Converging business ecosystems are become an increasing reatlity in many different domains - including mobile telecom, future media, biotechnology, healthcare and greentech/energy.  The idea of having a "crystal ball" that provides capabilities to explore, make sense, and, perhaps, even provide actionable insight into rapidly changing business ecosystems is enormously attractive to many decision-makers, including technology executives, product strategists and investors.  Business ecosystem intelligence includes an understanding of the competitive landscape, identification of innovation opportunities and strategic collaborations, and prediction of possible new product-market fit.  We are exploring the design and development of a system that will take a variety of diverse data and document types and will provide the end-user with useful ecosystem intelligence.  We take a visual analytics approach, combining computational analysis and text mining techniques with interactive visualizations, in order to create an environment that will allow an analyst to explore relevant information and gain a deeper understanding of converging ecosystem activities, evolution and opportunities.

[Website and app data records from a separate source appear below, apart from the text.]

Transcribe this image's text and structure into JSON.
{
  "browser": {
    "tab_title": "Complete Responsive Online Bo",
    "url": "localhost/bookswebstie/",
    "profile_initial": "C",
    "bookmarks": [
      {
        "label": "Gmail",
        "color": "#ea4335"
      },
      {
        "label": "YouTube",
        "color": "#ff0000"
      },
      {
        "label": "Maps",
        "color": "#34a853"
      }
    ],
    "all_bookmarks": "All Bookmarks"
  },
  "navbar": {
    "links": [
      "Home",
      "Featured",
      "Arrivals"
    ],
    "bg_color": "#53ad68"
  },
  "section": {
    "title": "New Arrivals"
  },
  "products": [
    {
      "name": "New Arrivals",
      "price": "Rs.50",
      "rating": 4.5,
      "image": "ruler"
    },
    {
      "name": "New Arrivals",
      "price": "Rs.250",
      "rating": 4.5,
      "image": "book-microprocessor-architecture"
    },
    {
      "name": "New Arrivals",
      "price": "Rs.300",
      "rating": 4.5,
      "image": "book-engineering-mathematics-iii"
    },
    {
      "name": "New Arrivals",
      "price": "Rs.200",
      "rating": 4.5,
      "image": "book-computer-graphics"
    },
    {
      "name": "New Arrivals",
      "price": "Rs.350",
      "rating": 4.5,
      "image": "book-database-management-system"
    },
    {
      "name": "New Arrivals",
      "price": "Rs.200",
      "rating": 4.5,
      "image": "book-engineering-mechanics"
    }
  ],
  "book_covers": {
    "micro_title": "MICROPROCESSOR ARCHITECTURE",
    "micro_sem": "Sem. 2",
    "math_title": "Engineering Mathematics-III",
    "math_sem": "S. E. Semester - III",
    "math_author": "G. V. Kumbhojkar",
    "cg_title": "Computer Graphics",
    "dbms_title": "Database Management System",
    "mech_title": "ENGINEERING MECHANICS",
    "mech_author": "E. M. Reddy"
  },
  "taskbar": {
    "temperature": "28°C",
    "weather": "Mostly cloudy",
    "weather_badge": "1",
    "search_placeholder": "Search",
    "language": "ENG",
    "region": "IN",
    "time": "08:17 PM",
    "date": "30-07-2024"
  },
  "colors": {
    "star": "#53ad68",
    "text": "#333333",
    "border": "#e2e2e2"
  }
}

Team: Rahul Basole and John Stasko


Driving Advances in Computing Education Through Application of Educational Psychology Principles

The aim of this project is to take advances in the learning sciences over the last couple of decades and apply them to computer science education.  This is important because there has been an almost two-decade hiatus in systematic research on computer science education and a number of relevant findings can now be applied.  For example, we know more about how students learn from examples, how to use multiple media to reduce cognitive load, and how to teach through student’s inquiry. This project will focus on creating examples of computer science instruction that are informed by modern learning sciences research.  In so doing, we hope to create a kernel for growing a research program and providing a set of papers that connect the computing education research community to new ideas in education, psychology, and learning sciences.  Our student audience will be in-service high school teachers who wish to become computer science teachers.  New funding in NSF aims to train 8,000 new computer science teachers in the next four years.  We will choose a computer science topic from those highlighted as critical in the new “Computer Science: Principles” advanced placement course under development.  In this way, we choose a crucial audience and the most relevant content.

Team: Richard Catrambone and Mark Guzdial


Electronic Textiles Swatch Book (eSwatchBook) Workshops

The Electronic Textile Interface Swatch Book (ESwatchBook) Workshops will bring together professionals from both the design and computer science professions for a series of one-day creative endeavors in making wearable technologies.  The ESwatchBook will be used in the inspiration and ideation phase of the design process to both foster ideas and act as bridge between disciplines.  Observational and survey data will be taken from the workshops to look at the outcome of implementing the ESwatchBook in the design process. Georgia Tech researchers will lead these workshops at top design schools around the country, including Parsons and the Savannah College of Art and Design.

Team: Clint Zeagler and Thad Starner